> PROBLEM REQUIREMENTS
Without including any picture, copy the entries that follow word for word.

> DATA TO EXAMINE
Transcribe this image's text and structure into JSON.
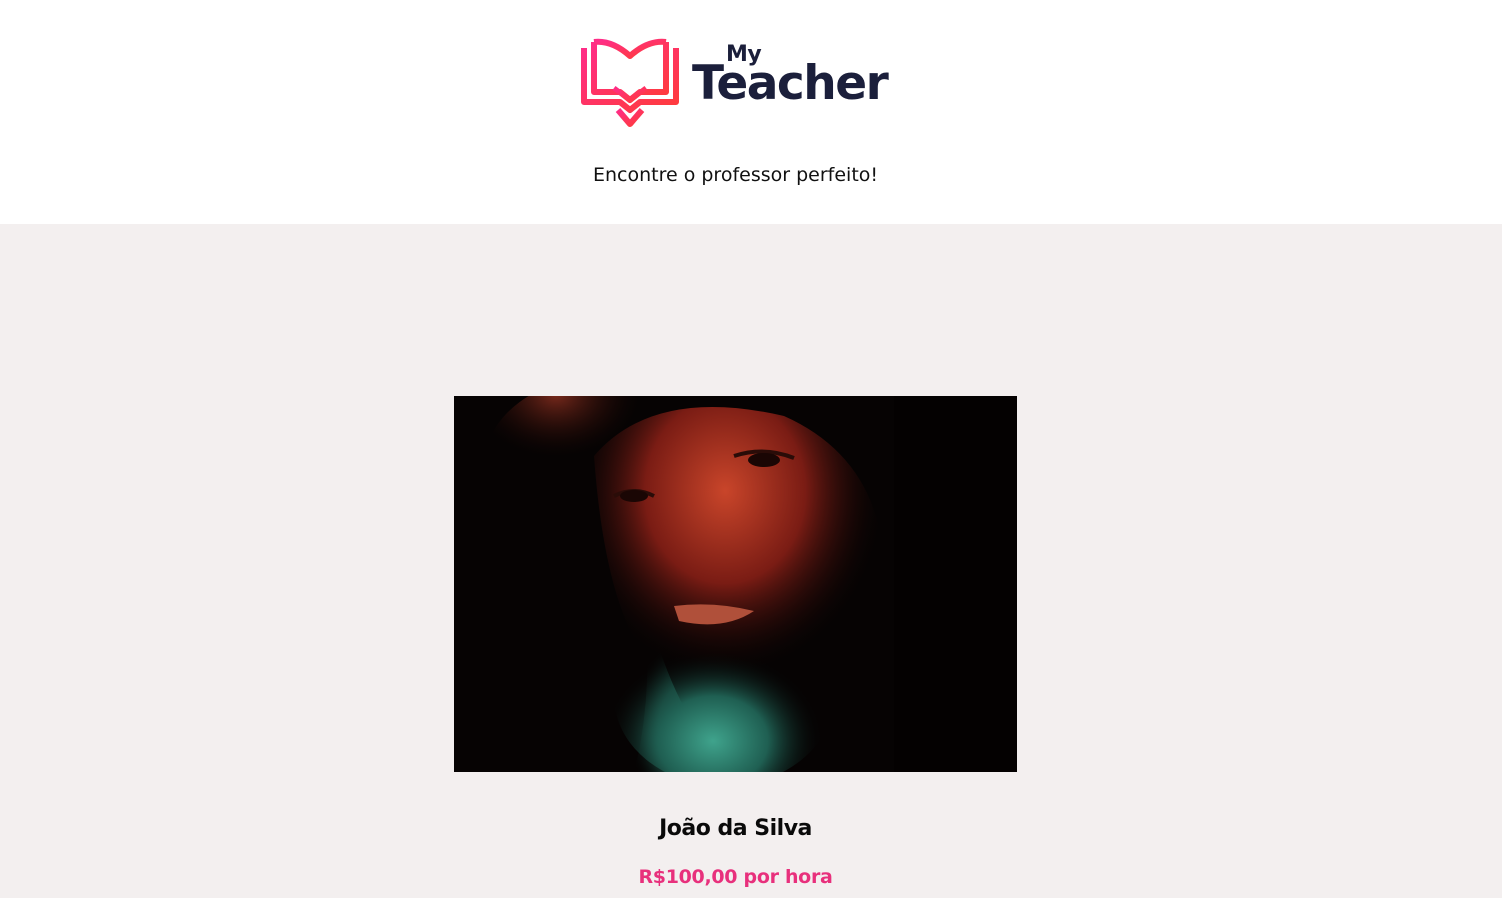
{
  "brand": {
    "small_word": "My",
    "big_word": "Teacher",
    "gradient_start": "#ff2d87",
    "gradient_end": "#ff3b3b",
    "text_color": "#1b1f3b",
    "icon": "book-heart-icon"
  },
  "header": {
    "tagline": "Encontre o professor perfeito!"
  },
  "teacher_card": {
    "photo_icon": "teacher-portrait-photo",
    "name": "João da Silva",
    "price": "R$100,00 por hora",
    "price_color": "#e8307c"
  },
  "colors": {
    "page_background": "#f3efef",
    "header_background": "#ffffff"
  }
}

> RESULT OF THE TASK
Transcribe this image's text and structure into JSON.
{
  "brand": {
    "small_word": "My",
    "big_word": "Teacher",
    "gradient_start": "#ff2d87",
    "gradient_end": "#ff3b3b",
    "text_color": "#1b1f3b",
    "icon": "book-heart-icon"
  },
  "header": {
    "tagline": "Encontre o professor perfeito!"
  },
  "teacher_card": {
    "photo_icon": "teacher-portrait-photo",
    "name": "João da Silva",
    "price": "R$100,00 por hora",
    "price_color": "#e8307c"
  },
  "colors": {
    "page_background": "#f3efef",
    "header_background": "#ffffff"
  }
}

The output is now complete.